▶ **What the exercise asks**: Every line in the material below that includes "only" should be copied.

▶ **Excerpted records**:

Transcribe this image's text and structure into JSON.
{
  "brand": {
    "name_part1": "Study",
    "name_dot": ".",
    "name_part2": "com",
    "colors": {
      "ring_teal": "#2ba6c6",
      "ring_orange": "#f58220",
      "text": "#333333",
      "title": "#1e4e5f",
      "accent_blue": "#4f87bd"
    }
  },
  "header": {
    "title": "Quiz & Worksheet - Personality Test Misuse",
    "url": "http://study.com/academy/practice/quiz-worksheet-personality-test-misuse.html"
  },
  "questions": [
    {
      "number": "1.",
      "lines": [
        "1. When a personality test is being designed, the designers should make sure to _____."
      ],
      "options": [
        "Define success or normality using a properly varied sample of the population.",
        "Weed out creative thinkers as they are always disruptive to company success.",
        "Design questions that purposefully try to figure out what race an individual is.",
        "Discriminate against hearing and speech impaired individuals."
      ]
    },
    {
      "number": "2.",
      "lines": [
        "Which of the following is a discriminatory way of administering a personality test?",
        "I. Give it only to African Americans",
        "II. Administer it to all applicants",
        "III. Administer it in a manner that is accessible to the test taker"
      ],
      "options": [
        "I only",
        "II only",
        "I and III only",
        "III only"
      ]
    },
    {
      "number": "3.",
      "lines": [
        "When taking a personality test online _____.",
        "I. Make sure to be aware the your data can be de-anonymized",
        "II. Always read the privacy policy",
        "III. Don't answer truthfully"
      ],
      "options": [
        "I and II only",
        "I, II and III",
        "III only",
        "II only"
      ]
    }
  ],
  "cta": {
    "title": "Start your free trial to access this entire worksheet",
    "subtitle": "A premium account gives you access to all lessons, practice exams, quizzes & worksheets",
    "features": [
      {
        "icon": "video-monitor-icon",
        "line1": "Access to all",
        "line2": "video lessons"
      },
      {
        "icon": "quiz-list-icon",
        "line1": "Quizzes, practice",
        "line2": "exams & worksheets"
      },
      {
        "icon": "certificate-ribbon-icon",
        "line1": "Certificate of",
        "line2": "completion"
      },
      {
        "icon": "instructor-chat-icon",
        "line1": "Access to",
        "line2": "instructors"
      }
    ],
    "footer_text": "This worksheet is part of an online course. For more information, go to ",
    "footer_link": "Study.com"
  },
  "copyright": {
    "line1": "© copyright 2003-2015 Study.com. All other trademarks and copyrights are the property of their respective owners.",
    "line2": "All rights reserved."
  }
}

▶ **Solution for this problem**:
        "I. Give it only to African Americans",
        "I only",
        "II only",
        "I and III only",
        "III only"
        "I and II only",
        "III only",
        "II only"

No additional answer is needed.